What I'd Like to See in Tiger: Part 4, A Self-Repairing OS

by Hadley Stern

Every operating system has its quirks. OS 9 was marred by frequent crashes. A typical prevention regimen included running Norton Disc Doctor religiously (defragment, defragment, defragment). Other OS 9 fun included memorizing all your extensions and when you installed them. Looking back, Conflict Catcher, which would start up your Mac a bizzilion times with every conceivably combination of extensions turned on and off.

Thankfully we don't have to worry about this in OS X. When you install an application you need not worry whether it will conflict with another application. This is welcome relief.

However, as I said every operating system has it's quirks. And while OS X is a far superior operating system to OS 9 there are still troubleshooting issues that pop-up. These issues are inherently anti-user because they make no sense whatsoever. I appreciate that OS X is built on top of a rock-solid Unix foundation. But I don't appreciate that I have to run fix disk permissions every couple of weeks or so. Why isn't this function build into the operating system?
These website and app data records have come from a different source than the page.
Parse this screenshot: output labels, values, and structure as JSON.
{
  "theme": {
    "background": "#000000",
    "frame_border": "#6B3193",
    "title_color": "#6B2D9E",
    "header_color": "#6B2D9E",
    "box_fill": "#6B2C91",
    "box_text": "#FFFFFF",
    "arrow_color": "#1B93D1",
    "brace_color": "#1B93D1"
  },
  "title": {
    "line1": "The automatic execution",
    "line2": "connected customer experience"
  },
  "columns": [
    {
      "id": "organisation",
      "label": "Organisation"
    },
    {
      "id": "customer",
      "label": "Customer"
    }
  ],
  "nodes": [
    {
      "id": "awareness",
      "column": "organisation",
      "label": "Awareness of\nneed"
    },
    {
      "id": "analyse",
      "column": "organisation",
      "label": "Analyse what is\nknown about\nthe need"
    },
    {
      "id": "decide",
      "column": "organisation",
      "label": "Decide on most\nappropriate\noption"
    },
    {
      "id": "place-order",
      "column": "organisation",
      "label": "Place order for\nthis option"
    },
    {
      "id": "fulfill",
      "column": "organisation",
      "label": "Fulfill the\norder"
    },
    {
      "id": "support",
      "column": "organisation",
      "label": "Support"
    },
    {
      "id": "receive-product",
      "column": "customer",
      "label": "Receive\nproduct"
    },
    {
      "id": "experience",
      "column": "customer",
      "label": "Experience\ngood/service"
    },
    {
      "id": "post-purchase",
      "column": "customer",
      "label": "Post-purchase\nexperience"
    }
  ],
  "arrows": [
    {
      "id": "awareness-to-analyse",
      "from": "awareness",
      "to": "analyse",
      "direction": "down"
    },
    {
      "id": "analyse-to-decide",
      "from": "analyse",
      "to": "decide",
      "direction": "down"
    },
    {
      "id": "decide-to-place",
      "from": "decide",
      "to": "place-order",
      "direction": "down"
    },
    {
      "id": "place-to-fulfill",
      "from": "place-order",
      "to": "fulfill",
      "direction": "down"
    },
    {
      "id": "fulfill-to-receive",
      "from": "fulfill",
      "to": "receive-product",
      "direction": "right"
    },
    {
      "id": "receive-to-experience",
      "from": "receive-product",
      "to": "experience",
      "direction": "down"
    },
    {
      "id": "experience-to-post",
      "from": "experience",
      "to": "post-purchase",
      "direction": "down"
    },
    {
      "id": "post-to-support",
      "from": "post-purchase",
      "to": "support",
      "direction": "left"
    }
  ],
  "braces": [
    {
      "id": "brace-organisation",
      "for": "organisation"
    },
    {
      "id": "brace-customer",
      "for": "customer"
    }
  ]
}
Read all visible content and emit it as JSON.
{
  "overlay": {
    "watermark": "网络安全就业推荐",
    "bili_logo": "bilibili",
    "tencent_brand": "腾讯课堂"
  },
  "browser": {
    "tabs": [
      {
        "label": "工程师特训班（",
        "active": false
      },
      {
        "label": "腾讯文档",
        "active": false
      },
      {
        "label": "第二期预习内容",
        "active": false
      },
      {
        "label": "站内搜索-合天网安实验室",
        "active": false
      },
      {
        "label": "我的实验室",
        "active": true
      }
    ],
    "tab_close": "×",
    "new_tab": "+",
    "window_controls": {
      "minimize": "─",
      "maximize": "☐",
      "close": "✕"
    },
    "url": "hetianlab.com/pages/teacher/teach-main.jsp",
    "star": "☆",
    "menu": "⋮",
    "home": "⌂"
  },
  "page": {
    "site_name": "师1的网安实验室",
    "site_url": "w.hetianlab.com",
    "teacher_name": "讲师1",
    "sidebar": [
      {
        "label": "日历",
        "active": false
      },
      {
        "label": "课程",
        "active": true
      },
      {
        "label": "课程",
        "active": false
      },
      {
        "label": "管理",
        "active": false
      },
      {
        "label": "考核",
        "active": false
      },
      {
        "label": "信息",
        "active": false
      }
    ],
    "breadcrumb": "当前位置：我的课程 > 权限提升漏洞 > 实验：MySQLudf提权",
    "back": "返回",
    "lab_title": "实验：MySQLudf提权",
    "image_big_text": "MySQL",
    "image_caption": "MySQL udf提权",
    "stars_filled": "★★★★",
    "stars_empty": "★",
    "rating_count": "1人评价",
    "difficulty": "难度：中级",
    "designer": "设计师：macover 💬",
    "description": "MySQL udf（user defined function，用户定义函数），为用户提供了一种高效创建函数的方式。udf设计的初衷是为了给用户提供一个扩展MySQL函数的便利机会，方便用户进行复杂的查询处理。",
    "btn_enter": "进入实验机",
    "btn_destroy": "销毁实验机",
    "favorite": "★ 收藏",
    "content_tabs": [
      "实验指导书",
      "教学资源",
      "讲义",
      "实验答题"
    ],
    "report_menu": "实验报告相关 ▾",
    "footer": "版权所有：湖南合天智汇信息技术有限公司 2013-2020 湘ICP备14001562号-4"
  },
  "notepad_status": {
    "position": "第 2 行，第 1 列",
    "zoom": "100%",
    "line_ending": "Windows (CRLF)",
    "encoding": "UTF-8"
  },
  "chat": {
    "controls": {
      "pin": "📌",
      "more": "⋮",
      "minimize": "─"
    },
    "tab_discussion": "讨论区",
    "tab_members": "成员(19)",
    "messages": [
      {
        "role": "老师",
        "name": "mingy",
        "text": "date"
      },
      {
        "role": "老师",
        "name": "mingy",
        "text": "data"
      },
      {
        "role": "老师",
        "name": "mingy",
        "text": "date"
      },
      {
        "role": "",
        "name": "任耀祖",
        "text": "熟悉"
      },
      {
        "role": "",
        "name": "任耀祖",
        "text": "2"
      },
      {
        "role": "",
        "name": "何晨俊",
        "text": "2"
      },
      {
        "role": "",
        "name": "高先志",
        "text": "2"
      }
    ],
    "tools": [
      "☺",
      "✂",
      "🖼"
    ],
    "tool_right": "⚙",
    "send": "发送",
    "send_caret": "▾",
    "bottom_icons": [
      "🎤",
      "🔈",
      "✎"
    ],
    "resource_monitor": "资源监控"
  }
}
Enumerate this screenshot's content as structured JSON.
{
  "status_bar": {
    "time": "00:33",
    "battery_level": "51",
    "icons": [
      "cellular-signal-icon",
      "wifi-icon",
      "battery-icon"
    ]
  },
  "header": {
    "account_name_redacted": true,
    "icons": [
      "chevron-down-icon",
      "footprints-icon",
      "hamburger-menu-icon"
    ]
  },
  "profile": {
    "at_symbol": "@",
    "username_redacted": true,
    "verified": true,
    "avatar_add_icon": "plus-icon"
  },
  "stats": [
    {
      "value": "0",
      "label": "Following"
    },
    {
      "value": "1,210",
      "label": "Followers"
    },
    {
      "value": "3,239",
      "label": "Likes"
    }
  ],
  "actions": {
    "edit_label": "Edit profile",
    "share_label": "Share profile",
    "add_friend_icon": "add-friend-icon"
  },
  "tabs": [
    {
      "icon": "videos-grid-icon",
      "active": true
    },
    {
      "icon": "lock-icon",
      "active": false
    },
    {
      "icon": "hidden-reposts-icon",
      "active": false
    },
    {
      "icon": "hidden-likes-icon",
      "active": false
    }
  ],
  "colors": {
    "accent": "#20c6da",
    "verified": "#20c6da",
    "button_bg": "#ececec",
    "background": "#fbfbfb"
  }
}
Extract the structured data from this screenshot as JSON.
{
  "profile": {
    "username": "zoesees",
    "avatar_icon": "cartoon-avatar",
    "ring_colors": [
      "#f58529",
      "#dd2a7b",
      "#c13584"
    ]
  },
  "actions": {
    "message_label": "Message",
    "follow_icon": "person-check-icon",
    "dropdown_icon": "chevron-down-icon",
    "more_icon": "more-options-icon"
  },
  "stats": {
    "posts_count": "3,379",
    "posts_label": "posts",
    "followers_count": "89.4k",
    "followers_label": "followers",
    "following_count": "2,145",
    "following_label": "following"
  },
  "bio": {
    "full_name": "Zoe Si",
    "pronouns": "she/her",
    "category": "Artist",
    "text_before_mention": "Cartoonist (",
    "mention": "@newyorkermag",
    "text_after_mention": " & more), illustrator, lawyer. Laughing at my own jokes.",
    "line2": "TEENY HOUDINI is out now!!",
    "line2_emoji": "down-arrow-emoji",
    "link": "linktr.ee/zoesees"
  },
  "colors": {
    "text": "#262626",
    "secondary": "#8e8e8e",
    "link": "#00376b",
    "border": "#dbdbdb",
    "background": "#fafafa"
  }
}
Permissions are one example, rebuilding the disk directory with third party tools in another. In 2005 you'd think we were beyond these issues. More than Dashboard users want a computer that does as much as possible to take care of itself. With Tiger, Apple should do everything it can to make the operating system more intelligent, and more able to take care of itself.

Do you think OS X should be self-repairing?


6 Comments

cjackson
2005-03-07 10:55:41
Repair Permissions isn't necessary
I've been running OSX on multiple systems since 10.1. I've never once had to resolve a problem by repairing permissions. Can't quite understand why this is so necessary. There's also an excellent article by John Gruber over at www.daringfireball.com that dispells the myth of Repair Permissions.
pascalbalthrop
2005-03-07 11:11:47
Repair Permissions isn't necessary
it's actually at daringfireball.net. here's a direct link to the article:


http://daringfireball.net/2004/12/software_update

applematters.com
2005-03-07 11:18:00
Still not Self-Repairing
John's writing on this issue is sound, but it doesn't relate to the issue at hand. He writes that running permissions when there is no problem can cause problems.


However, I've had a number of instances where running fix permissions (and I take his point that its not really fix) and alleviated a problem.


My point here is that, either way, we need a more self-sufficient operating system.

aristotle
2005-03-08 00:30:47
Bit rot?
Permissions don't change by themselves. The only thing that should affect them is de-/installing software with broken packaging. It certainly isn't a regular maintenance procedure.
brianknoblock
2005-03-08 04:44:03
Repair Permissions isn't necessary
HI
I know it does not make sense, An I have read and agree with most of the Daring Fireball article but! I have fixed many an issue by running Repair Permissions. Go figure. It should be part of OS X's maint cron jobs that it should at least check permissions and notify the user if it needs to be run.


BK

Nix
2005-03-10 05:32:28
But it would be nice
I don't think permissions problems are much of a problem, but it would still be nice if permissions were self-repairing.


OS X 10.3 introduced Journalling. Before that, OS drives needed immediate fscking if the Mac was not shut down properly. It was a bigger problem than permissions issues, and we now have a self-repairing system. Now we don't really have to think about it any more. The only time I even see 'fsck' anymore is when people start a cussin'.


I hope Hadley gets his wish.